Note: As the postcode is used to identify the general area of the property, it may not always reflect its precise location, therefore please only use this map as a guide.
Situated on the South Devon coast, just 12 miles outside of the City of Exeter is Dawlish; a Victorian seaside town, with long golden sandy beaches, traditional ‘bucket and spade’ boutique gift shops lining the streets and plenty of fish and chip shops to get your taste buds going.
Back during Roman times, Dawlish was a land of salt makers, with the many rock pools along the coastline the area was perfect for this trade; the landowners lived on the higher grounds and went down on a daily basis to produce salt, much like their neighbours over in Teignmouth. However, due to inconsistent tidal patterns and the risk of flooding, Dawlish soon stopped its trading of salt and moved to more sustainable means of income, in fishing and land farming.
Towards the end of the 18th century Dawlish had more interaction with outside visitors when King George III, decreed that sea air and water were good for a healthy life. Due to this, many visitors flocked to Dawlish to spend time at the coast. At this time, it wasn’t correct for women to bath, so the changing areas provided in Dawlish were purely for male use and bathing was for more personal hygiene reasons than leisurely swimming.
The increase in tourism to the area also brought the Georgian housing that exists in Dawlish today, along Park Road and the High Street. The visitors were not happy with the 16th and 17th century cob housing that existed in the town and so built their own holiday homes.
In 1844 the atmospheric railway was born in Dawlish, changing not only the landscape, but the tourism industry in the area. The atmospheric railway design lasted two years due to technical problems with the design, after this the railway was converted into a conventional propulsion train. The railway station at Dawlish was built in 1905 bringing in yet more holidaymakers to the area.
A New Zealander called John Nash introduced the black swans to Dawlish in 1906, which are now famous in the town.
In the early 20th century, Dawlish’s tourism industry boomed, with the start of paid holiday and the shorter travel times, more people visited the area for their annual holidays. Many of these people loved the area so much that they relocated to the area, which increased the population from 3,000 people to over 12,000. This boom didn’t last and towards the end of the 20th century with the introduction of cheaper holidays abroad the tourism industry in Dawlish faded, meaning a lot of the holiday accommodation in Dawlish was converted into flats.
Things to do in Dawlish
Dawlish has a wealth of things to do in the town itself from spending the day exploring the beach and diving in and out of the rock pools to gambling your pennies away in the local arcades.

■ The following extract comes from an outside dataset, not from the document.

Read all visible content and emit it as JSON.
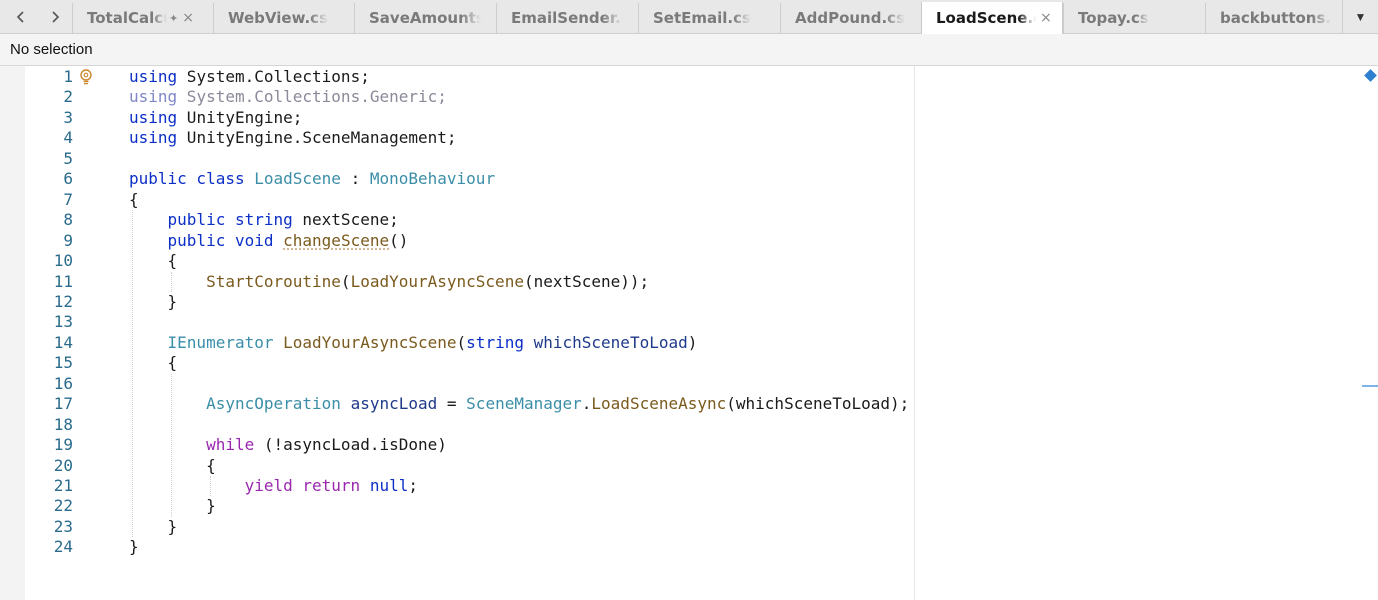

Dawlish Town Beach is a peaceful retreat from the town centre. With a long stretch of sand, part of which is also dog-friendly, this is a great location to escape the hustle and bustle of the town centre. Just down the road you also have Dawlish Warren beach; a Blue Flag awarded mile and a half long beach backed by sand dunes. This area is popular with holidaymakers and locals alike during the summer months, and even though it will get busy you won’t feel overcrowded with plenty of space on the beach, car parking on site and plenty of open-air events and entertainment going on at all hours of the day.
A must see event is the Dawlish Carnival, 7 days of entertainment, parades as well as many food and drink suppliers out and around celebrating the summer. The carnival is held one week in August each year.
For those wanting to explore further afield during their stay in South Devon, why not jump on the train at Dawlish station and head down to Plymouth, or even further down to Cornwall, with regular trains running from London Paddington to Penzance you will have the entire south coast at your fingertips.
To see what your holiday could be, see what else Dawlish has to offer here.